With so much uncertainty, it makes sense to look for a good deal. Experts think discounts of up to 10% are currently achievable, particularly on new build properties, with greater discounts on those that were already overpriced.
Since it costs money to move, it is advisable to look for a property that will meet your needs for some time. According to a report by Countrywide, in London or the Southeast the 61% of people who buy a one or two bedroom flat will move within 4.5 years. For the rest of the country, 70% of first time buyers will choose a home that has 3 bedrooms or more – and stay for longer. North of Manchester, a first time buyer will stay for an average of seven years – compared to just five in the South.
Families tend to trade up, from small flats right the way to large family homes, and the pace at which this is achievable all depends on affordability.
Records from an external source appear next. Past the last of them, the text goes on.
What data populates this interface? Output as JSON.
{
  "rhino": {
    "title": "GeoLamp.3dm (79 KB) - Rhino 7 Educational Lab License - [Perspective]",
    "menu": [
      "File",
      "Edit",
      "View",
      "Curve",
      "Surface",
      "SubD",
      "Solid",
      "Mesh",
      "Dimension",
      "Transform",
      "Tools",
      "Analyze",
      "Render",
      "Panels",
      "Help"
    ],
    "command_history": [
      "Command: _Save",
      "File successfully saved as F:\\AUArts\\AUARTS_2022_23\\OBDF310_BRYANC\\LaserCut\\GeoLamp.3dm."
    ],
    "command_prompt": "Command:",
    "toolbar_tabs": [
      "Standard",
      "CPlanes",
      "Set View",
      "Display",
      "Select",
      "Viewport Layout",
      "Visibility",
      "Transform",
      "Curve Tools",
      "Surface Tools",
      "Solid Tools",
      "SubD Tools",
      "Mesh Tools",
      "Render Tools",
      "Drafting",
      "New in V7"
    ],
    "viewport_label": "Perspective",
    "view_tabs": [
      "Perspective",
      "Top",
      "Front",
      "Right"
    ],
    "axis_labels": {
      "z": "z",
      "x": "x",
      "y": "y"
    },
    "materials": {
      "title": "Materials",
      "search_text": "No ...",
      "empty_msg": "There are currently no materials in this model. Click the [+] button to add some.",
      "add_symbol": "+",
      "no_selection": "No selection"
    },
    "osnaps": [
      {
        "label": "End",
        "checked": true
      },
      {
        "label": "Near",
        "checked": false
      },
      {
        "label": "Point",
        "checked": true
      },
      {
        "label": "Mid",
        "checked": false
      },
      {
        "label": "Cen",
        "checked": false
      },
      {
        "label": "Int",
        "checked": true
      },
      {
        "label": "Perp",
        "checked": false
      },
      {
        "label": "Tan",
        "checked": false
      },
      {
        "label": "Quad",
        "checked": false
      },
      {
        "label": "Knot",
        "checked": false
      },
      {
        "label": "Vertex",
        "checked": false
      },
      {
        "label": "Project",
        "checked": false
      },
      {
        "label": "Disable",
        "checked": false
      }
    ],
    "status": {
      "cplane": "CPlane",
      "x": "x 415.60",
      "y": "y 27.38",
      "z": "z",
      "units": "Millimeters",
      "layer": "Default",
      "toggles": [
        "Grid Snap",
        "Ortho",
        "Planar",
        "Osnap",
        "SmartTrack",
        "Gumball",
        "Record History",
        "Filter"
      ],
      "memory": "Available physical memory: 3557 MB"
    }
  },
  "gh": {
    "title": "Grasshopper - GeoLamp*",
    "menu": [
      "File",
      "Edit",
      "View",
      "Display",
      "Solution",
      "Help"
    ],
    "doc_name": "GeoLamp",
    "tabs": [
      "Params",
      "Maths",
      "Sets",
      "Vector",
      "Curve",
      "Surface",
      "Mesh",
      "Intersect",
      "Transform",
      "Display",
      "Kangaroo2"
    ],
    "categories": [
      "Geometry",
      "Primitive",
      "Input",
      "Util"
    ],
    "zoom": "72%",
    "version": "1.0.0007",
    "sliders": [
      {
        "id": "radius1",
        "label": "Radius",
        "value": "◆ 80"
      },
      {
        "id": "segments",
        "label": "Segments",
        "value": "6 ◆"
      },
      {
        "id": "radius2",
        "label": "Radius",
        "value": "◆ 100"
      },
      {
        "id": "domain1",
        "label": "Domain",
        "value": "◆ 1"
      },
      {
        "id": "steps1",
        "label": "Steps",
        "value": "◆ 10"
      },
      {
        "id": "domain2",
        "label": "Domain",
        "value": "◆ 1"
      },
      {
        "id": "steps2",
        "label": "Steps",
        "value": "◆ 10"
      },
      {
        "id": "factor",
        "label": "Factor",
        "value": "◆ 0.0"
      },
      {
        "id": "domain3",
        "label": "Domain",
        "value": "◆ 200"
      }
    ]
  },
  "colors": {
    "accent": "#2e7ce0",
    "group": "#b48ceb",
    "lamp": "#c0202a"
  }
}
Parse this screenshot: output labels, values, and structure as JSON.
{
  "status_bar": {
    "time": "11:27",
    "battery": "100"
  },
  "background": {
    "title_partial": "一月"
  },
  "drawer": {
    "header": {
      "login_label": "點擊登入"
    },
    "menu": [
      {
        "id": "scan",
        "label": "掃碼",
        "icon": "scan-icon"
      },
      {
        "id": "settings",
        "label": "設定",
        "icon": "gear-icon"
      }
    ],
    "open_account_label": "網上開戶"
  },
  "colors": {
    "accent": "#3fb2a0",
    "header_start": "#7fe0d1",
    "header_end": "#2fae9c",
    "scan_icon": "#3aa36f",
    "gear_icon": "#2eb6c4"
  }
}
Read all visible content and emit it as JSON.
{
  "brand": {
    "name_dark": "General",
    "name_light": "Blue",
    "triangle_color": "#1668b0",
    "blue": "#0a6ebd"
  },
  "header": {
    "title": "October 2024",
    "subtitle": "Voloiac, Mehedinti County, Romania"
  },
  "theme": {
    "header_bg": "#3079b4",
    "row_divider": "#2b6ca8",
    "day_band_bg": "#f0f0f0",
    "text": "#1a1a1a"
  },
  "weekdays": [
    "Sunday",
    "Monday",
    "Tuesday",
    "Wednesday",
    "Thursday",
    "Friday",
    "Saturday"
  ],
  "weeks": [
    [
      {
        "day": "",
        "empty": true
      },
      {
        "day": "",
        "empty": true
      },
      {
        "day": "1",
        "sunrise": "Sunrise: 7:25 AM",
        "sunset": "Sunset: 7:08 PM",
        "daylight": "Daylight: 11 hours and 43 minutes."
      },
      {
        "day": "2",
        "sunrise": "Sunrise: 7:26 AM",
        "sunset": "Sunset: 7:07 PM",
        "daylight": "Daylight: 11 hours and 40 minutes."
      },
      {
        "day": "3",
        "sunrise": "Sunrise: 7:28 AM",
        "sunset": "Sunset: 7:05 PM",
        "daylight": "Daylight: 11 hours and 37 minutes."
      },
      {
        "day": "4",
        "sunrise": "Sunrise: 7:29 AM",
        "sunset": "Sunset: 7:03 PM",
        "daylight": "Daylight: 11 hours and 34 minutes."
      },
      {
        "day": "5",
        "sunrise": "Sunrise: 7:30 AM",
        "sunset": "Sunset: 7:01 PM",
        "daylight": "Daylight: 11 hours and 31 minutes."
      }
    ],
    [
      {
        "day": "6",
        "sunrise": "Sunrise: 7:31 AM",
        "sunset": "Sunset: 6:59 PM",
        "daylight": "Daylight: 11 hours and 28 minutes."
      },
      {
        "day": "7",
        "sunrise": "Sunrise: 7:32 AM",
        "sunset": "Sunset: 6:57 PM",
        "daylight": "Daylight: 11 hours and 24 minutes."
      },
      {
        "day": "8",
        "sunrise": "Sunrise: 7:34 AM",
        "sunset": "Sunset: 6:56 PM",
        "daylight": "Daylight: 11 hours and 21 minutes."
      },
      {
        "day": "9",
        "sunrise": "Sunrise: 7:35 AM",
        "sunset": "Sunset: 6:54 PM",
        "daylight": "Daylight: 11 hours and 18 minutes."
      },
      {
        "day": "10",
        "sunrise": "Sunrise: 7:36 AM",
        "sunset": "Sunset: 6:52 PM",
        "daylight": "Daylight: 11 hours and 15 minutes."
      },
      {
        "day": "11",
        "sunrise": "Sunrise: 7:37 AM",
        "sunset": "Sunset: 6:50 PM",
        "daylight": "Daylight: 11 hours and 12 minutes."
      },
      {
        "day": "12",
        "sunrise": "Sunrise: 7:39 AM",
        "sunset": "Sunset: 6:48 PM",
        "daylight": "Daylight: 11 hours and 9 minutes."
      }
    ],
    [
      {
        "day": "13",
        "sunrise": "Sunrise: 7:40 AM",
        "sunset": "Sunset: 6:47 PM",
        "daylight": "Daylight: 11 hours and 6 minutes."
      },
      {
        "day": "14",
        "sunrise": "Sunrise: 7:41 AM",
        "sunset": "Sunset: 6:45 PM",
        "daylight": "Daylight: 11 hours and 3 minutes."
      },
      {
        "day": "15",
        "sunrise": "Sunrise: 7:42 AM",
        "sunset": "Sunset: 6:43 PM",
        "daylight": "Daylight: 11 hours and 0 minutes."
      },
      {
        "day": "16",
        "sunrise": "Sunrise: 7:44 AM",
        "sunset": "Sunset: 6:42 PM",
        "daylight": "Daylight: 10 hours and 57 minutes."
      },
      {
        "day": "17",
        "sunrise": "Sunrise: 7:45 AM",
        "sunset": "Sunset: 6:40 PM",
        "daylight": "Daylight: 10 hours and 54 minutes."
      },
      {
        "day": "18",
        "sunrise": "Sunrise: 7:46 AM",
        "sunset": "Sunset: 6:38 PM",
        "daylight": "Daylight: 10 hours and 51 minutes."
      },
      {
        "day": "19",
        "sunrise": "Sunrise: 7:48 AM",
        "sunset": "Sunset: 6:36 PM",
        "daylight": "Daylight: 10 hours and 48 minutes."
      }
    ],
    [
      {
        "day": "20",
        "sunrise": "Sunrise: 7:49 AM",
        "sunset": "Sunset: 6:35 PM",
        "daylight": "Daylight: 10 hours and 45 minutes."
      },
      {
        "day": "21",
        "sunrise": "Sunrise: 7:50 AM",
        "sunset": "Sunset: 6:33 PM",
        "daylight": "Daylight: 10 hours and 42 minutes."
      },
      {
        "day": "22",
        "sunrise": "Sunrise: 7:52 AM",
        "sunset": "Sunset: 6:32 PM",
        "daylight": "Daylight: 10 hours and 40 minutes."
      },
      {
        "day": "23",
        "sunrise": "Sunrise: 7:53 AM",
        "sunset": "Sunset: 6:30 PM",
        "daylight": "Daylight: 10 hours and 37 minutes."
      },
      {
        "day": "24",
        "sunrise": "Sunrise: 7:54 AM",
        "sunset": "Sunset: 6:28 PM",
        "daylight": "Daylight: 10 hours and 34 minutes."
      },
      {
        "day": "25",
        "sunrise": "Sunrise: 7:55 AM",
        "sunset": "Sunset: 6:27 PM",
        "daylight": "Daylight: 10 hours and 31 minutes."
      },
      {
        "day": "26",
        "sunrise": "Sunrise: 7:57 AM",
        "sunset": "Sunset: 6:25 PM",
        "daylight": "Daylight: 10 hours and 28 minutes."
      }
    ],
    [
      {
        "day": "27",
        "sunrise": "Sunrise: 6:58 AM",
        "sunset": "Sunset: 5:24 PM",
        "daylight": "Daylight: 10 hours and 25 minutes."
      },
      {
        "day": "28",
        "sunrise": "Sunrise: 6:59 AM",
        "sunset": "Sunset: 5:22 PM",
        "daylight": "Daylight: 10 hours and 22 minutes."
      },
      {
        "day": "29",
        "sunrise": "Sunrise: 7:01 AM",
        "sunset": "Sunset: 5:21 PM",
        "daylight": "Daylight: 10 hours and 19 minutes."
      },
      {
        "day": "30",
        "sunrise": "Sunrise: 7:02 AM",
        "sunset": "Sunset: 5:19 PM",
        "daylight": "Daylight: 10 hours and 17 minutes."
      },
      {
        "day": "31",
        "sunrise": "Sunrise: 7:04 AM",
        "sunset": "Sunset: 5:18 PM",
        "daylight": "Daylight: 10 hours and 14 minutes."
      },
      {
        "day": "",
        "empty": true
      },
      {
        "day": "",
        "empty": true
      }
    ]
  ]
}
To accelerate this process, it makes sense to move to an area where property prices are cheaper.
280,000 people left London in 2015, destined for areas where property is more affordable. Birmingham is a firm favourite, with commuter towns and cities including Brighton, Sevenoaks, Hatfield, Reigate, Thurrock and Canterbury also being popular. With house prices in London slowing down, there is more reason than ever to seek better value outside of the capital. However, given the uncertainty caused by the Leave vote, sellers may get less than expected for their London home.
For families making their second or third move, location should always take priority, which might include proximity to work or a good school. To get a large enough home that ticks the location boxes compromise in other areas may be needed. Everyone in the family has their own view of what is ideal, but sometimes it may be necessary to move to a house that isn’t perfect or needs some work to get good value – particularly where the choices are limited.
Stress test your finances
Although more home-movers than ever before are buying without the need for a mortgage, those who do need finance should consider what would happen if interest rates were to rise. This is inevitable over the next five to ten years and may lead to higher mortgage payments, unless the borrower is locked into a fixed deal. Long term fixed deals, although slightly more expensive, can offer more certainty.
Around 90,000 households will downsize every year according to Savills. Downsizers typically have the budget not to require finance, but have limited choices available to them. YouGov’s annual Homeowner Survey revealed that while 19% of homeowners aged 55 plus would like to downsize, they have not done so due to lack of choice.
Over the next few years, these stats are likely to grow, with the number of over 65s increasing from 11 to 18 million and making up a quarter of our population. There are few suitable properties available as the housing market has failed to adapt to the growing demand from this demographic.
Downsizers tend to want a smaller property with easy maintenance that can be locked up and left should they want to travel. Central London draws many in with its easy transport links doing away with the need for a car – and a good range of entertainment close at hand.
Whether you’re a first time buyer, family or downsizer, our property team are always available to discuss your options with you.